Legal Rights of Parents

During a divorce and in blended families, understanding the legal rights of parents is crucial. A wide range of factors play a significant role in establishing parental rights.

Divorcing parents must establish custody arrangements that outline where the child will live and the visitation rights of the non-custodial parent. The courts generally recognize two types of custody: physical custody, which determines where the child lives, and legal custody, which specifies who has the right to make decisions about a child’s upbringing. Parents with legal custody can make decisions regarding religion, healthcare, and education.

The courts prioritize the best interests of the child when making custody and visitation decisions. The child’s best interest outweighs all issues of parental rights—if having a relationship with a parent puts a child in danger or harms them, the court will decide in favor of what is best for the child. Factors such as the child’s relationship with each parent, their physical and emotional well-being, and their developmental needs are all weighed when a court makes its decision.

Both custodial and non-custodial parents have rights and responsibilities concerning child support. Non-custodial parents typically contribute financially to the child’s upbringing and expenses, including food, housing, extracurricular activities, clothing, school fees, and other costs. The custodial parent’s contribution is assumed to happen naturally as a result of the child living with them.

Challenges of Co-Parenting

Co-parenting can present unique challenges, and the unfortunate thing is that these challenges are always evolving. Just as you’ve learned how to co-parent as two single parents, you may need to change your strategy when one or both parents remarry. Your techniques may need to change again as your child reaches different stages of development. We’ll explore some of these issues below.

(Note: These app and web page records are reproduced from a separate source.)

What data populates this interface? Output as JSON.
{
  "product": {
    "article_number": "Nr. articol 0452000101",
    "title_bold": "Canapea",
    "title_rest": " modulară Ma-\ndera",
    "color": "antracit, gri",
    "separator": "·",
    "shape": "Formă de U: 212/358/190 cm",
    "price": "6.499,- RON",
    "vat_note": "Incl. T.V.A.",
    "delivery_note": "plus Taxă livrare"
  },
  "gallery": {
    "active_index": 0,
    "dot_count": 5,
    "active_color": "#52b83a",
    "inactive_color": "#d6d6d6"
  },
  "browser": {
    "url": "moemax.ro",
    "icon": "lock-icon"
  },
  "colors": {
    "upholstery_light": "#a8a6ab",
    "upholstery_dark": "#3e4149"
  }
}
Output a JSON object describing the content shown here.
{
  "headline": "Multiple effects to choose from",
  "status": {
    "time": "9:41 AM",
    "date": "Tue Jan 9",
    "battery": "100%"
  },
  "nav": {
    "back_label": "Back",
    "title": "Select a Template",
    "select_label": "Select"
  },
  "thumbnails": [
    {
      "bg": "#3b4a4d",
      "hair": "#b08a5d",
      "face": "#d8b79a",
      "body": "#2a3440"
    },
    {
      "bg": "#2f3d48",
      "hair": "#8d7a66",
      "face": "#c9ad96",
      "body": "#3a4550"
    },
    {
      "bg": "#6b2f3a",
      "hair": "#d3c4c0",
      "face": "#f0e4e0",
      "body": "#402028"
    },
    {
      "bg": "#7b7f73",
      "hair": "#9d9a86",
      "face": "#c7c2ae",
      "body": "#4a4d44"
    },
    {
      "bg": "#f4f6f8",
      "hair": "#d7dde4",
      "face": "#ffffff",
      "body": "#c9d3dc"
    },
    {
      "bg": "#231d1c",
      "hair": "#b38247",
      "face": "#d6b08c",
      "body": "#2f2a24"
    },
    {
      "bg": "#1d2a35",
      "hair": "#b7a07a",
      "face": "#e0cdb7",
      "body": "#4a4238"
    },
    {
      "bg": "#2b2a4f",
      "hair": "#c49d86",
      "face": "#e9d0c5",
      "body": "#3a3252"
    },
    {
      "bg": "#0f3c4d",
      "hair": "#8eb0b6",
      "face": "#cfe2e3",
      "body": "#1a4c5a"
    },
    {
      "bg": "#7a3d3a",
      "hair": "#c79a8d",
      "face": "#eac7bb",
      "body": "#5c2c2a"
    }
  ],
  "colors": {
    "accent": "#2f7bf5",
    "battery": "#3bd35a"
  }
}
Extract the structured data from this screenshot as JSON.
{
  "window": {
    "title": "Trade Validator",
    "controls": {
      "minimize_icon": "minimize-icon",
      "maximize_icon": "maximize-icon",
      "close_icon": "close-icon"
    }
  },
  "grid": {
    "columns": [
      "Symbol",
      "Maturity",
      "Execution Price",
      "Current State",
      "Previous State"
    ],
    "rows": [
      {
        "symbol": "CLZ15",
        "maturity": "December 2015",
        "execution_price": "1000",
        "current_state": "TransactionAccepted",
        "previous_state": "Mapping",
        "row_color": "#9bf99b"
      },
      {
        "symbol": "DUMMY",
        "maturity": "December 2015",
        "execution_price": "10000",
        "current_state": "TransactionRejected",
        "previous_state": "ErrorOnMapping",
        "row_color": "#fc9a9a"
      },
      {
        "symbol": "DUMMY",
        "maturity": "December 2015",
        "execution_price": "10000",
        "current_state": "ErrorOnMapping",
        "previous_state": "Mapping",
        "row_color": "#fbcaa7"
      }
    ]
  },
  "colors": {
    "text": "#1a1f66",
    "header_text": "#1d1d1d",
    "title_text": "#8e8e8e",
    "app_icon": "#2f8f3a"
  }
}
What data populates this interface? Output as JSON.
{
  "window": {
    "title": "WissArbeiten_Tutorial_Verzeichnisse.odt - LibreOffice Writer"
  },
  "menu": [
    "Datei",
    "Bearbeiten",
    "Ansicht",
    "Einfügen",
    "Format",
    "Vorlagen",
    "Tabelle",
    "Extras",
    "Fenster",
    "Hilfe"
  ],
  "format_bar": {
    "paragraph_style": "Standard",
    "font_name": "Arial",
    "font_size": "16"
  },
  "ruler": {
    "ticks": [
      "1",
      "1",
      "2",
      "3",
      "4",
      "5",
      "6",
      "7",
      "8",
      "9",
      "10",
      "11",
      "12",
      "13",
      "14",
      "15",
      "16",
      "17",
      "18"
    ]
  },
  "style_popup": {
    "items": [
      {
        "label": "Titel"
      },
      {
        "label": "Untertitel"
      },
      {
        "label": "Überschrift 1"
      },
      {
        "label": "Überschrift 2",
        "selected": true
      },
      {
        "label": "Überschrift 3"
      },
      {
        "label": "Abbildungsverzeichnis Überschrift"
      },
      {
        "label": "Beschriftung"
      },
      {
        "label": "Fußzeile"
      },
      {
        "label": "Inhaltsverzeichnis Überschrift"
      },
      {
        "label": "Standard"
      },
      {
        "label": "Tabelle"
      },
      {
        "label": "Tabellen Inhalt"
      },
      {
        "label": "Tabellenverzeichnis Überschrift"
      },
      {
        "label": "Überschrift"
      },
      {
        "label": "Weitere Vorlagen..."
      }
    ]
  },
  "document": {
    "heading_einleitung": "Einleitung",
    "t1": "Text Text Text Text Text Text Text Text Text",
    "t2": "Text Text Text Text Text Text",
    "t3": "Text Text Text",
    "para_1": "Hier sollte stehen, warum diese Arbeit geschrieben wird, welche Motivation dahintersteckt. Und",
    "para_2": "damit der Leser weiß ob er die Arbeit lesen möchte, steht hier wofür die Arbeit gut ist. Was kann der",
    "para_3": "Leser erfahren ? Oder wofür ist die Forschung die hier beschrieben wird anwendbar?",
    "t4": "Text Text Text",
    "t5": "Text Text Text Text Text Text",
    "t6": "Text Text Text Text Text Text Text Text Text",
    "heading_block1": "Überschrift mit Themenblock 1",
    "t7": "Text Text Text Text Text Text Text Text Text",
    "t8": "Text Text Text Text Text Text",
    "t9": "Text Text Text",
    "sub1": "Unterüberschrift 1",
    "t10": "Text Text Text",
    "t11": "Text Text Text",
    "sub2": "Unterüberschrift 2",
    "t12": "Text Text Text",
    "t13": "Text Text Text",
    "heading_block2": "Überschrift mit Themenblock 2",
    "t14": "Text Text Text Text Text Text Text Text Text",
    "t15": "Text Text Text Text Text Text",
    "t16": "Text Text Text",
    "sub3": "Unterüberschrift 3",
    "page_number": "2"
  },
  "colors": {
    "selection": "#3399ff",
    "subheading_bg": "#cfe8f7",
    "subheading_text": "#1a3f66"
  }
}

Effective communication and cooperation between parents are crucial for successful co-parenting. Depending on where they are in the healing process, divorced parents may have strained relationships, making it difficult to communicate openly and work together.

Disagreements may arise around parenting decisions, visitation schedules, and other aspects of co-parenting. Figuring out these issues is hard enough with married parents; when you throw divorce into the mix, it’s even harder.

Maintaining consistency in parenting styles and establishing clear boundaries are top priorities for co-parents, but they’re also some of the hardest aspects of this relationship. Differences in values, rules, and expectations between households can lead to confusion for the child.

In blended families, co-parents may face the additional challenge of integrating new partners or step-siblings into the family structure. Ensuring all family members feel included and supported can be complex, especially when there’s jealousy between step-siblings.

Navigating Co-Parenting Disagreements

Resolving disagreements requires a proactive and cooperative approach. Establish open lines of communication with the other parent, and always remind yourselves that you both want what is best for your child.

When there are persistent conflicts, a mediator or counselor can be beneficial. These professionals can facilitate productive discussions, help identify common goals, and provide useful communication strategies.

A comprehensive parenting plan that outlines important aspects of co-parenting sets clear expectations and provides a document that both parties can refer back to when there are issues. However, creating this type of plan requires communication and cooperation, so this may be another area where you want to bring in a mediator.

In consistently difficult co-parenting situations, consulting with a family law attorney can provide valuable guidance. An attorney can help you assert your parental rights.

Need Help with Your Family Law Case? Call Hardy Pence Today

We understand that co-parenting issues can be deeply personal and significantly affect your quality of life. We’re here to provide professional guidance and support that can help you protect your relationship with your child. Set up a consultation now by calling us at 304-407-7852 or reaching out to our team online.